MOSELEY J.—The King v. Samarakoon Banda.
[Court of Criminal Appeal.]
1943 Present: Moseley A.C.J., Keuneman and Jayetileke JJ.THE KING v. SAMARAKOON BANDA.
15—M. C- Kandy, 7,211.
Dying declaration—Charge of murder of person other than declarant—Right of. private defence—Evidence of relevant facts—Statement admissible—Evidence Ordinance, s. 32 (1).
The accused was charged with the murder of A, in the course of whichhe also inflicted fatal injuries on B. The accused pleaded the right ofprivate defence.
The Crown put in a dying declaration by B, giving the circumstancesin which he met with his death and which also brought A to the scene.
Held, that the dying declaration was admissible under section 32 (1)of the Evidence Ordinance.
PPEAL from a conviction by a Judge and Jury before the3rd Midland Circuit, 1942.
S. Mahadeva for the appellant.
E. H. T. Gunasekera, C.C., for the Crown. –
Cur. adv. vutt.
March 15, 1943. Moseley A.C.J.—
The appellant was charged with the murder of one Kiri Banda.According to the evidence for the prosecution the killing of the deceasedwas one incident in a transaction, in the course of which three personswere done to death by the appellant. One of them, Punchi Banda, fatherof the deceased, survived his injuries long enough to make two statements,one to the headman, the other on affirmation to the magistrate. . Eachwas made within a few hours of the incident. These statements wereproduced in evidence. It is now urged on behalf of the appellant thatthey are inadmissible on the ground that the cause of Punchi Banda’sdeath is not a fact in issue and that a. statement made by a deceasedperson “ as to the cause of his death, or as to any of the circumstancesof the transaction which resulted in his death ” is only relevant “ in casesin which the cause of that person’s death comes into question.” Thewords quoted are taken verbatim from section 32 (1) of the .EvidenceOrdinance (Cap. II) upon which Crown Counsel relies for the admissibilityof the two statements.

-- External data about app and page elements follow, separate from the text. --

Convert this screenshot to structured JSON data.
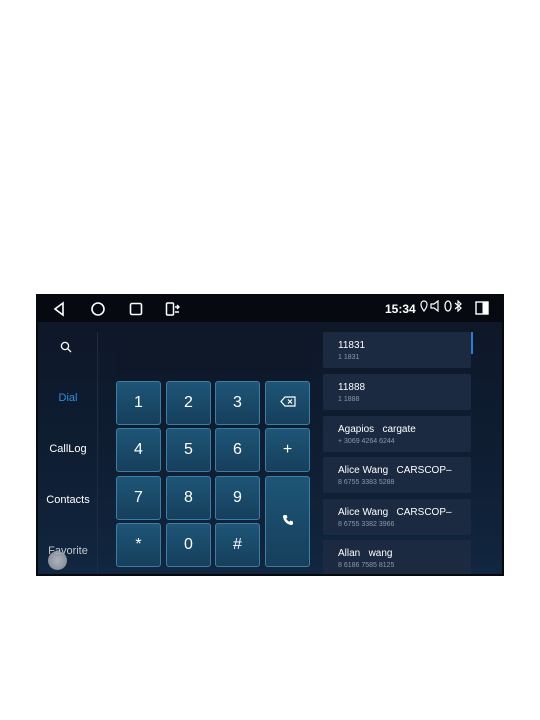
{
  "status_bar": {
    "time": "15:34",
    "icons": [
      "location-icon",
      "volume-icon",
      "signal-icon",
      "bluetooth-icon"
    ],
    "nav": [
      "back-icon",
      "home-icon",
      "recents-icon",
      "screen-mirror-icon"
    ]
  },
  "sidebar": {
    "items": [
      {
        "label": "Dial",
        "active": true
      },
      {
        "label": "CallLog",
        "active": false
      },
      {
        "label": "Contacts",
        "active": false
      },
      {
        "label": "Favorite",
        "active": false
      }
    ]
  },
  "keypad": {
    "keys": [
      "1",
      "2",
      "3",
      "4",
      "5",
      "6",
      "+",
      "7",
      "8",
      "9",
      "*",
      "0",
      "#"
    ]
  },
  "contacts": [
    {
      "name": "11831",
      "number": "1 1831"
    },
    {
      "name": "11888",
      "number": "1 1888"
    },
    {
      "name": "Agapios   cargate",
      "number": "+ 3069 4264 6244"
    },
    {
      "name": "Alice Wang   CARSCOP–",
      "number": "8 6755 3383 5288"
    },
    {
      "name": "Alice Wang   CARSCOP–",
      "number": "8 6755 3382 3966"
    },
    {
      "name": "Allan   wang",
      "number": "8 6186 7585 8125"
    }
  ],
  "colors": {
    "accent": "#2e8fe0",
    "background": "#0f1e33",
    "key": "#1e5577"
  }
}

It must, of course, be conceded that the main facts in issue in' the casewere the causing of Kiri Banda’s death by the appellant and the intentionunderlying his act. The defence, which was1 indicated in the course ofcross-examination of the prosecution witnesses was that of privatedefence. The existence of circumstances justifying, wholly or partially,
• the act of the appellant therefore became a fact in issue at .an early stageof the trial. The appellant" in giving evidence was at first disinclinedto admit knowledge of any incident, in the course of which several people,were stabbed but, after admonishment by his Counsel to tell the truth,claimed to have been assaulted by five persons including the three, deceased

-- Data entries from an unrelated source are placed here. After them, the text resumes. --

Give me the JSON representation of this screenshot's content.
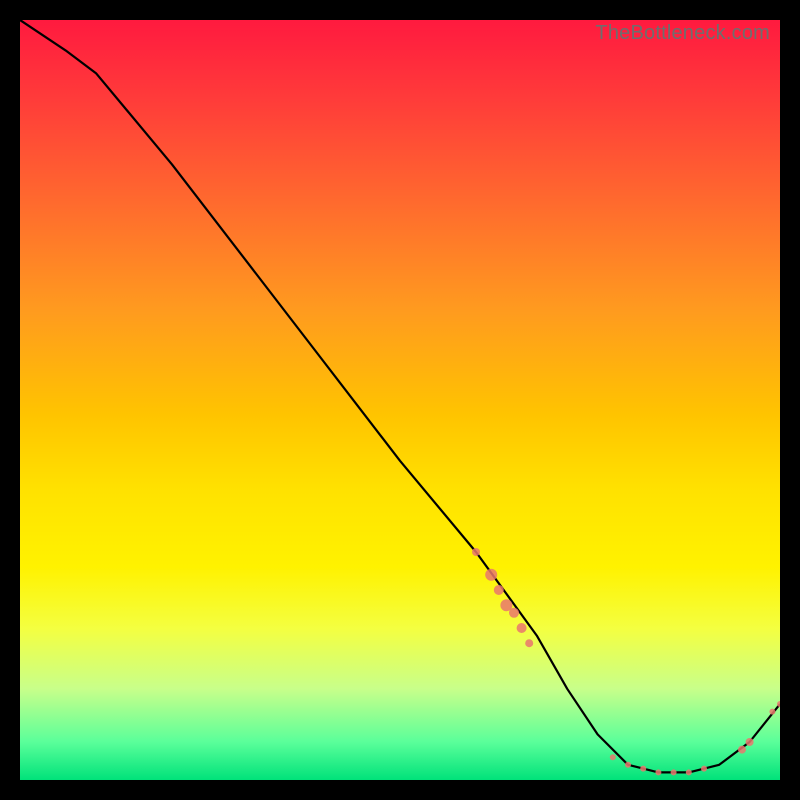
{
  "watermark": "TheBottleneck.com",
  "chart_data": {
    "type": "line",
    "title": "",
    "xlabel": "",
    "ylabel": "",
    "xlim": [
      0,
      100
    ],
    "ylim": [
      0,
      100
    ],
    "series": [
      {
        "name": "bottleneck-curve",
        "x": [
          0,
          6,
          10,
          20,
          30,
          40,
          50,
          60,
          68,
          72,
          76,
          80,
          84,
          88,
          92,
          96,
          100
        ],
        "y": [
          100,
          96,
          93,
          81,
          68,
          55,
          42,
          30,
          19,
          12,
          6,
          2,
          1,
          1,
          2,
          5,
          10
        ]
      }
    ],
    "markers": {
      "name": "sample-points",
      "color": "#e9776d",
      "points": [
        {
          "x": 60,
          "y": 30,
          "r": 4
        },
        {
          "x": 62,
          "y": 27,
          "r": 6
        },
        {
          "x": 63,
          "y": 25,
          "r": 5
        },
        {
          "x": 64,
          "y": 23,
          "r": 6
        },
        {
          "x": 65,
          "y": 22,
          "r": 5
        },
        {
          "x": 66,
          "y": 20,
          "r": 5
        },
        {
          "x": 67,
          "y": 18,
          "r": 4
        },
        {
          "x": 78,
          "y": 3,
          "r": 3
        },
        {
          "x": 80,
          "y": 2,
          "r": 3
        },
        {
          "x": 82,
          "y": 1.5,
          "r": 3
        },
        {
          "x": 84,
          "y": 1,
          "r": 3
        },
        {
          "x": 86,
          "y": 1,
          "r": 3
        },
        {
          "x": 88,
          "y": 1,
          "r": 3
        },
        {
          "x": 90,
          "y": 1.5,
          "r": 3
        },
        {
          "x": 95,
          "y": 4,
          "r": 4
        },
        {
          "x": 96,
          "y": 5,
          "r": 4
        },
        {
          "x": 99,
          "y": 9,
          "r": 3
        },
        {
          "x": 100,
          "y": 10,
          "r": 3
        }
      ]
    }
  }
}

170Letchuman Chettiar and Municipal Council, Colombo.
and admitted that he drew his knife and stabbed aimlessly, through fearof being killed. That, indeed, was the line adopted by Counsel for thedefence who obtained from the first witness put into the box the followinganswer : —“ I deny that long before the first knife blow was dealt by theaccused, my father (Punchi Banda) , my elder brother and my uncle hadsurrounded the accused armed with clubs,” Since Punchi Banda wasaccording to the witnesses for the prosecution, the first person to beattacked by the appellant, it seems to us that at that stage of the trialthe cause of Punchi Banda’s death came into question. By virtue ofsection 32 (1) any statement made by Punchi Banda of relevant facts is arelevant fact. Now, in each of the statement's to which objection istaken, Punchi Banda brings Kiri Banda to the scene and in the firstspeaks of him being chased, and in the second of being stabbed by theappellant. It cannot be disputed that these are relevant facts. Itfollows that the statements themselves are relevant.

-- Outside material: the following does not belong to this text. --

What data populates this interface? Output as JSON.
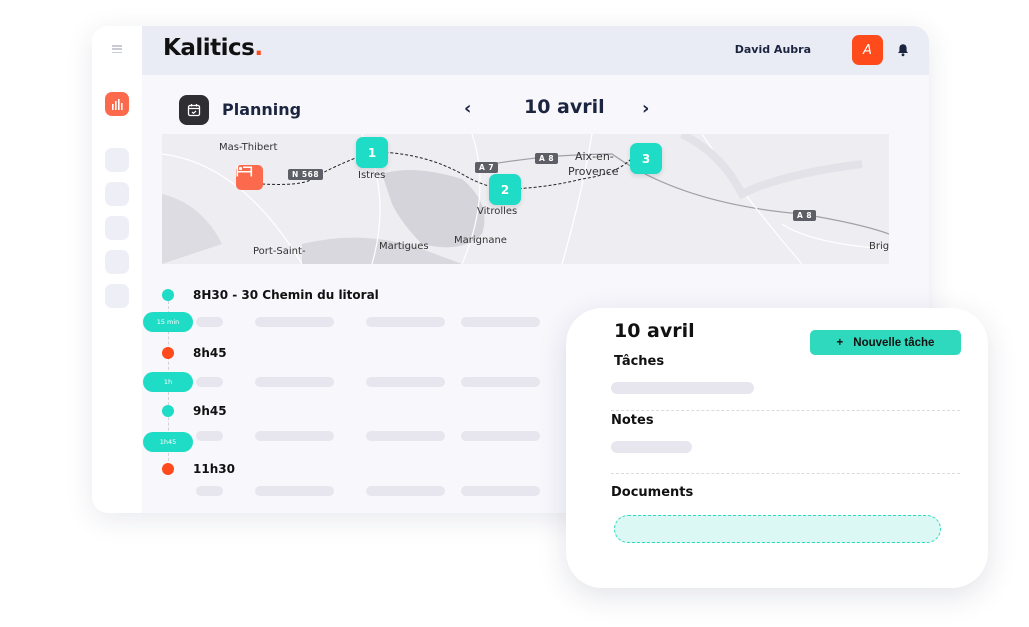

We have arrived at this conclusion on what appears to us to be theclear wording of the section. No authority exactly in point was broughtto our notice. Crown Counsel, however, cited the case of Lalji Dusadh v.Emperorl, in which it was held that a statement made by a person whohad been robbed, and subsequently killed, regarding the robbery and theassault, committed in the course thereof, was admissible in evidence at thetrial of the assailant for robbery. In the words of Mullick A.C.J.,“ the words of section 32 are very wide and it is not necessary that thecharge should be one of homicide.” The same view was expressed inNga Ba Min v. .Emperor'. As we have indicated, these cases are notexactly in point, but they are useful as indicating that the Patna andRangoon High Courts are not prepared to restrict the scope of section 32 (1)to the narrow rule of English law that a dying declaration as to the causeof death is only admissible when the causing of that death is the subjectof the charge.
In the circumstances of the case before us we are of opinion that eachof the statements made by Punchi Banda is relevant and was properlyadmitted. The appeal is dismissed. There was also an application forleave to appeal on questions of fact. No ground of any substance wasadvanced. The application is therefore dismissed.
THE KING v. SAMARAKOON BANDA